The records shown below are to be repeated exactly and completely.
****************
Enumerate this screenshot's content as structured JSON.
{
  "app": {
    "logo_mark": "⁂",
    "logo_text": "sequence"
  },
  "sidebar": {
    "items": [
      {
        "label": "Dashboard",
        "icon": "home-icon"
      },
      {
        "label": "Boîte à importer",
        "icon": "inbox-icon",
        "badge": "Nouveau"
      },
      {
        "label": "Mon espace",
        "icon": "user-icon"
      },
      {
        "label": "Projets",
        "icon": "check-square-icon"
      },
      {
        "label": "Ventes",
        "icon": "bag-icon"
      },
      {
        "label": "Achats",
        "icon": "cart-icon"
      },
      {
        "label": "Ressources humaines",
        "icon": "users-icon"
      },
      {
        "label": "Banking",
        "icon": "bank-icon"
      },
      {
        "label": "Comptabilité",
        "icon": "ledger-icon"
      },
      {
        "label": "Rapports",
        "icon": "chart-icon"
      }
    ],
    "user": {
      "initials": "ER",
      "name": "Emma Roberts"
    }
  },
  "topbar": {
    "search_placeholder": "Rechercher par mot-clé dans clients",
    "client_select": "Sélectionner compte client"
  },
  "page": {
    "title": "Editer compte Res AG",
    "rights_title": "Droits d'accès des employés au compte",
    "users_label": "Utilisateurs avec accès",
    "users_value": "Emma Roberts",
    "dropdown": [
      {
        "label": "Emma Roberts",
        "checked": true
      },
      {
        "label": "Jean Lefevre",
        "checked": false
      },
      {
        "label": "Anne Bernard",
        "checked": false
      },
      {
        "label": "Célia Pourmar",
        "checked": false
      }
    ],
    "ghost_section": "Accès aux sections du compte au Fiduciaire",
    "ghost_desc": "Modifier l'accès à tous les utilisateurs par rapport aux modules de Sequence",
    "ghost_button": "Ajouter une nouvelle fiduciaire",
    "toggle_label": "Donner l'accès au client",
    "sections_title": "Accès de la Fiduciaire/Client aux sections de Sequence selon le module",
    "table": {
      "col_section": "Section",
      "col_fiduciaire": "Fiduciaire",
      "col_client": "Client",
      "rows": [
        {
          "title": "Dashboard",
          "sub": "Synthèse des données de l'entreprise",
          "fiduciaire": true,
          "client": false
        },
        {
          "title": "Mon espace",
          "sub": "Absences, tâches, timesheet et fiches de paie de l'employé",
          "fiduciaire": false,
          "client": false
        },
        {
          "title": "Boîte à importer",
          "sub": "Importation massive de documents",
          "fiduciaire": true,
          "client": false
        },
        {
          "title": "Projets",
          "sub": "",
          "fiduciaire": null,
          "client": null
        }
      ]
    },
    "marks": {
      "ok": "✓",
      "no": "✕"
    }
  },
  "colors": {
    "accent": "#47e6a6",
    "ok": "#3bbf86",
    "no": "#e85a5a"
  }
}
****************
Solved problem:
Enumerate this screenshot's content as structured JSON.
{
  "app": {
    "logo_mark": "⁂",
    "logo_text": "sequence"
  },
  "sidebar": {
    "items": [
      {
        "label": "Dashboard",
        "icon": "home-icon"
      },
      {
        "label": "Boîte à importer",
        "icon": "inbox-icon",
        "badge": "Nouveau"
      },
      {
        "label": "Mon espace",
        "icon": "user-icon"
      },
      {
        "label": "Projets",
        "icon": "check-square-icon"
      },
      {
        "label": "Ventes",
        "icon": "bag-icon"
      },
      {
        "label": "Achats",
        "icon": "cart-icon"
      },
      {
        "label": "Ressources humaines",
        "icon": "users-icon"
      },
      {
        "label": "Banking",
        "icon": "bank-icon"
      },
      {
        "label": "Comptabilité",
        "icon": "ledger-icon"
      },
      {
        "label": "Rapports",
        "icon": "chart-icon"
      }
    ],
    "user": {
      "initials": "ER",
      "name": "Emma Roberts"
    }
  },
  "topbar": {
    "search_placeholder": "Rechercher par mot-clé dans clients",
    "client_select": "Sélectionner compte client"
  },
  "page": {
    "title": "Editer compte Res AG",
    "rights_title": "Droits d'accès des employés au compte",
    "users_label": "Utilisateurs avec accès",
    "users_value": "Emma Roberts",
    "dropdown": [
      {
        "label": "Emma Roberts",
        "checked": true
      },
      {
        "label": "Jean Lefevre",
        "checked": false
      },
      {
        "label": "Anne Bernard",
        "checked": false
      },
      {
        "label": "Célia Pourmar",
        "checked": false
      }
    ],
    "ghost_section": "Accès aux sections du compte au Fiduciaire",
    "ghost_desc": "Modifier l'accès à tous les utilisateurs par rapport aux modules de Sequence",
    "ghost_button": "Ajouter une nouvelle fiduciaire",
    "toggle_label": "Donner l'accès au client",
    "sections_title": "Accès de la Fiduciaire/Client aux sections de Sequence selon le module",
    "table": {
      "col_section": "Section",
      "col_fiduciaire": "Fiduciaire",
      "col_client": "Client",
      "rows": [
        {
          "title": "Dashboard",
          "sub": "Synthèse des données de l'entreprise",
          "fiduciaire": true,
          "client": false
        },
        {
          "title": "Mon espace",
          "sub": "Absences, tâches, timesheet et fiches de paie de l'employé",
          "fiduciaire": false,
          "client": false
        },
        {
          "title": "Boîte à importer",
          "sub": "Importation massive de documents",
          "fiduciaire": true,
          "client": false
        },
        {
          "title": "Projets",
          "sub": "",
          "fiduciaire": null,
          "client": null
        }
      ]
    },
    "marks": {
      "ok": "✓",
      "no": "✕"
    }
  },
  "colors": {
    "accent": "#47e6a6",
    "ok": "#3bbf86",
    "no": "#e85a5a"
  }
}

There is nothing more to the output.